We might be uneasy with so much forgiveness talk. We certainly are not the first. Matthew tells a story about people uneasy with Jesus and his forgiveness policies. In this story we meet a paralyzed man. It is no surprise at this point that Jesus looks at the man, assesses his needs, then forgives the man’s sins. Others thought this was inappropriate, even blasphemous. We know how this story goes. Matthew wants us to know that in this kingdom, the king of the kingdom has authority to do anything. But everyone is not convinced so Jesus asks a question, “which do you think is simpler, to say, I forgive your sins or get up and walk?” We know what they are thinking. Anyone can say they forgive sins. Jesus turns to the paralyzed man and says “Get up, take your bed and go home.” Matthew does not leave us in suspense long, “and the man did it.”
We are beginning to get the importance of forgiveness in this prayer. The importance of forgiveness in this kingdom. Wherever Jesus goes, whoever he is with – forgiveness is his default strategy. Jesus is throwing forgiveness around like he found it at a wholesale club on discount.
One of the more well-known stories we have in the New Testament is a story about a running man. Today it is trendy to run. Clothing manufacturers might not care if you run but they want you to look like you run. Shoe manufacturers want you to wear shoes they have designed just for running. Dignified people are photographed while running. But when the story of the running man was told dignified people did not run. Dignified people did not even walk fast. But Jesus tells us a story about a running man. A man who embarrasses himself by his lack of dignity. It is more embarrassing when we realize he is running to greet one who is a disgrace, one who has embarrassed the family.
Sometimes we call this story the prodigal son, today we will call it the running man. We need stories like the running man because without them we cannot know the shocking undeservedness of what it means to pray “forgive us our debts, as we forgive our debtors.” We need stories like the running man because we are not always convinced we need forgiven. And not always willing to forgive others. We need stories like the running man because we are inclined to think that people get what they deserve. Jesus is telling us about a kingdom that is ruled by a King who wants to forgive so badly that he will be like an undignified running man who cannot wait to meet a disgraced child.
We might be catching on that when we pray “forgive us our debts” God really wants to forgive. But this part “as we forgive our debtors,” That is still so complicated, it still seems so reckless. Not surprisingly, this has been questioned also. Matthew tells us that Peter wants to know how this works. Jesus has been throwing forgiveness around willy-nilly. Does it ever run out? Should we budget forgiveness? Should we reserve it for those more deserving? How many times? How about seven? Jesus replies, “seven, hardly. Try seventy times seven.”

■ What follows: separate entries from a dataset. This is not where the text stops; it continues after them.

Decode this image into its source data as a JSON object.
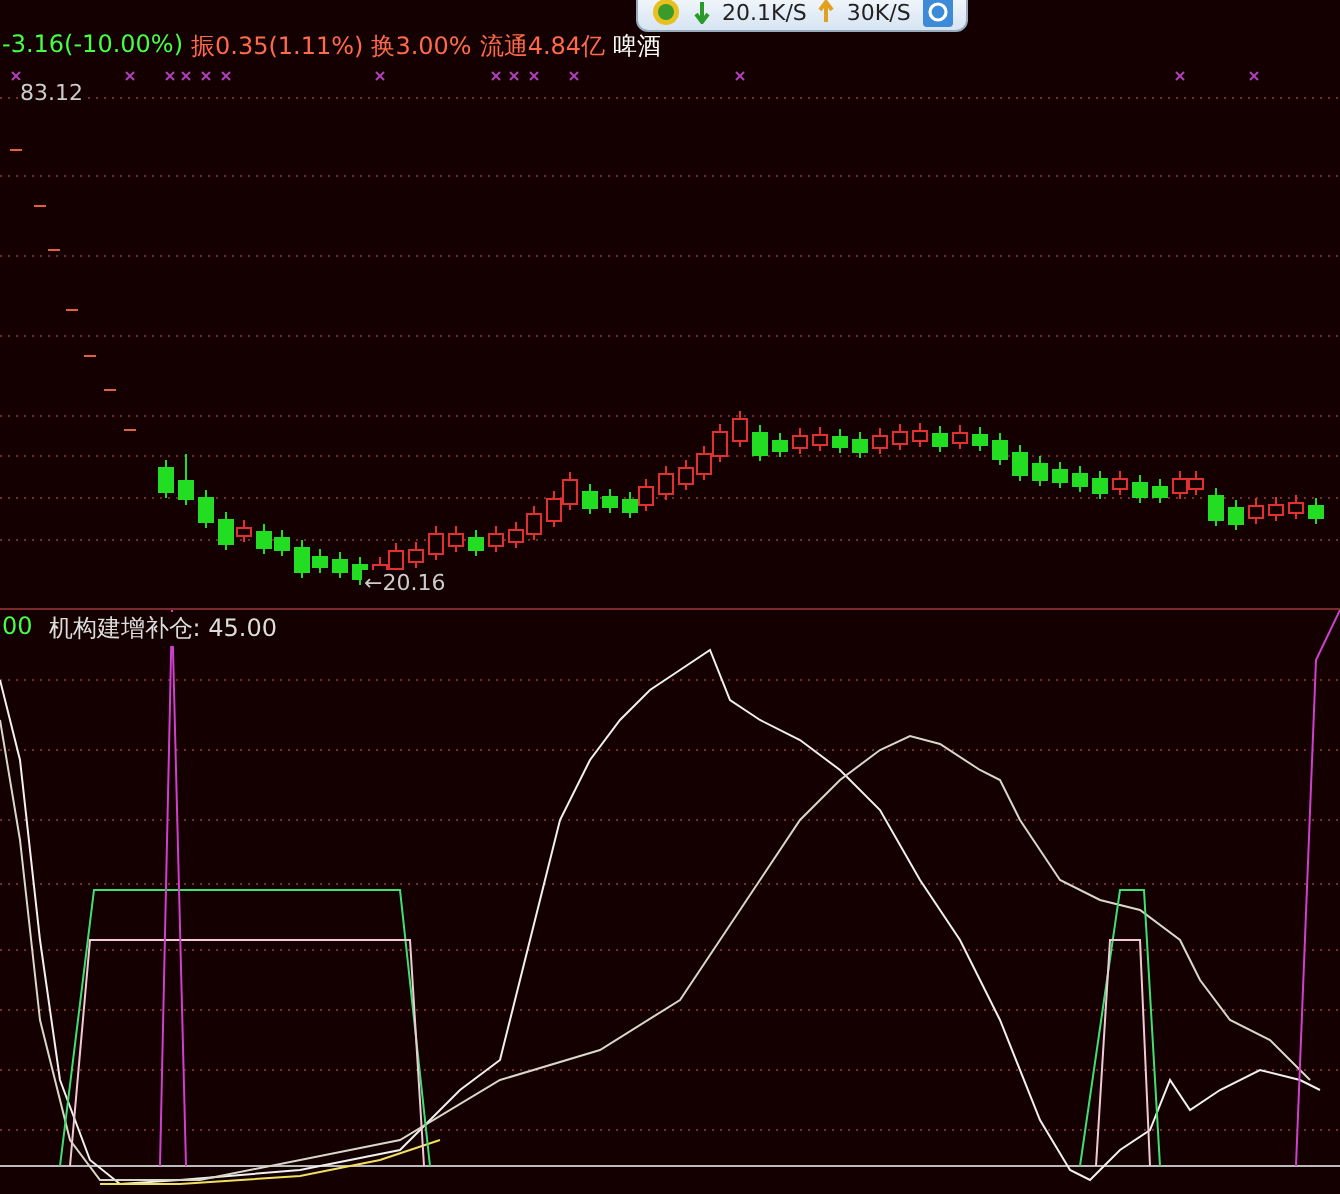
{
  "net_widget": {
    "download": "20.1K/S",
    "upload": "30K/S"
  },
  "quote": [
    {
      "text": "-3.16(-10.00%)",
      "color": "#44ff44"
    },
    {
      "text": "振0.35(1.11%)",
      "color": "#ff6a4a"
    },
    {
      "text": "换3.00%",
      "color": "#ff6a4a"
    },
    {
      "text": "流通4.84亿",
      "color": "#ff6a4a"
    },
    {
      "text": "啤酒",
      "color": "#ffffff"
    }
  ],
  "price_chart": {
    "high_label": "83.12",
    "low_label": "←20.16"
  },
  "indicator": {
    "value_prefix": "00",
    "label": "机构建增补仓: 45.00"
  }
}
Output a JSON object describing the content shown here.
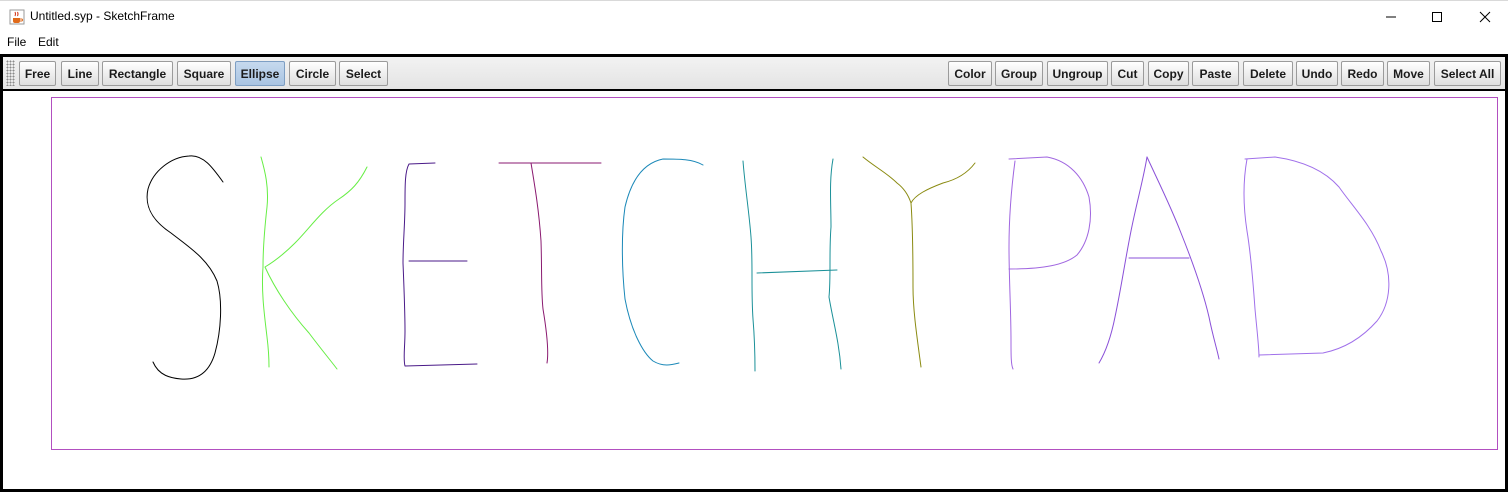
{
  "window": {
    "title": "Untitled.syp - SketchFrame",
    "app_icon": "java-cup-icon",
    "controls": [
      "minimize-icon",
      "maximize-icon",
      "close-icon"
    ]
  },
  "menubar": {
    "items": [
      "File",
      "Edit"
    ]
  },
  "toolbar": {
    "tools": [
      {
        "label": "Free",
        "active": false
      },
      {
        "label": "Line",
        "active": false
      },
      {
        "label": "Rectangle",
        "active": false
      },
      {
        "label": "Square",
        "active": false
      },
      {
        "label": "Ellipse",
        "active": true
      },
      {
        "label": "Circle",
        "active": false
      },
      {
        "label": "Select",
        "active": false
      }
    ],
    "actions": [
      "Color",
      "Group",
      "Ungroup",
      "Cut",
      "Copy",
      "Paste",
      "Delete",
      "Undo",
      "Redo",
      "Move",
      "Select All"
    ]
  },
  "canvas": {
    "border_shape": {
      "type": "rectangle",
      "color": "#b24fc0"
    },
    "strokes": [
      {
        "letter": "S",
        "color": "#000000"
      },
      {
        "letter": "K",
        "color": "#66ee44"
      },
      {
        "letter": "E",
        "color": "#4a1a88"
      },
      {
        "letter": "T",
        "color": "#8a1a70"
      },
      {
        "letter": "C",
        "color": "#1a88b8"
      },
      {
        "letter": "H",
        "color": "#1a9098"
      },
      {
        "letter": "Y",
        "color": "#8a8a10"
      },
      {
        "letter": "P",
        "color": "#a066e0"
      },
      {
        "letter": "A",
        "color": "#8a50d8"
      },
      {
        "letter": "D",
        "color": "#a070ea"
      }
    ]
  }
}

It is so much easier to talk about forgiveness than it is to forgive someone who has really wronged you. Yet we gather to acknowledge, to receive, and to proclaim forgiveness. We are learning a new language. We are the representatives of forgiveness – called to the ministry of forgiveness. “forgive us… as we forgive our debtors.”